* [AIM OF THE TASK] A verbatim copy of every entry is required.

PROVIDED INFORMATION section start

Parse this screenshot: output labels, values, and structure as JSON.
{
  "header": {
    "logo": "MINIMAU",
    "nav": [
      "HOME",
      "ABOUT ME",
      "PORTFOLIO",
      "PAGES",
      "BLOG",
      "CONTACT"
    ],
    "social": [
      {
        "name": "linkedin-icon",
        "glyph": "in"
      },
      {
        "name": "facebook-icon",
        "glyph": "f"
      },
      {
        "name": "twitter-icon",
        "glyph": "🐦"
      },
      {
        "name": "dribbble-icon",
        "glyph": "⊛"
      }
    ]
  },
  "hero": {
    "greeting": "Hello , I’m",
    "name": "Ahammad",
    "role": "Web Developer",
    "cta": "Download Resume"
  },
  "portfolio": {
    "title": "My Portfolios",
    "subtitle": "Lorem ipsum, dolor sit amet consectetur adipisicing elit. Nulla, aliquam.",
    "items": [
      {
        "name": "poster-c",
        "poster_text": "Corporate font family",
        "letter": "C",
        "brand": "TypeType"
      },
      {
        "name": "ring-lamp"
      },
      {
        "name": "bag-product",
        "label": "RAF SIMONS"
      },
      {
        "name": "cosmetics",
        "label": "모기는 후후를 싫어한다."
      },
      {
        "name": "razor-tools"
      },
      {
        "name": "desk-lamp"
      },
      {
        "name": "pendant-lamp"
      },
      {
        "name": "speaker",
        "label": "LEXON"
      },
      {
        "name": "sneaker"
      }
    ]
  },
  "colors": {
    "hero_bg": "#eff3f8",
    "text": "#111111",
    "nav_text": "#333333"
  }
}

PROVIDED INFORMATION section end

* [SOLUTION TO THE PROBLEM]
Parse this screenshot: output labels, values, and structure as JSON.
{
  "header": {
    "logo": "MINIMAU",
    "nav": [
      "HOME",
      "ABOUT ME",
      "PORTFOLIO",
      "PAGES",
      "BLOG",
      "CONTACT"
    ],
    "social": [
      {
        "name": "linkedin-icon",
        "glyph": "in"
      },
      {
        "name": "facebook-icon",
        "glyph": "f"
      },
      {
        "name": "twitter-icon",
        "glyph": "🐦"
      },
      {
        "name": "dribbble-icon",
        "glyph": "⊛"
      }
    ]
  },
  "hero": {
    "greeting": "Hello , I’m",
    "name": "Ahammad",
    "role": "Web Developer",
    "cta": "Download Resume"
  },
  "portfolio": {
    "title": "My Portfolios",
    "subtitle": "Lorem ipsum, dolor sit amet consectetur adipisicing elit. Nulla, aliquam.",
    "items": [
      {
        "name": "poster-c",
        "poster_text": "Corporate font family",
        "letter": "C",
        "brand": "TypeType"
      },
      {
        "name": "ring-lamp"
      },
      {
        "name": "bag-product",
        "label": "RAF SIMONS"
      },
      {
        "name": "cosmetics",
        "label": "모기는 후후를 싫어한다."
      },
      {
        "name": "razor-tools"
      },
      {
        "name": "desk-lamp"
      },
      {
        "name": "pendant-lamp"
      },
      {
        "name": "speaker",
        "label": "LEXON"
      },
      {
        "name": "sneaker"
      }
    ]
  },
  "colors": {
    "hero_bg": "#eff3f8",
    "text": "#111111",
    "nav_text": "#333333"
  }
}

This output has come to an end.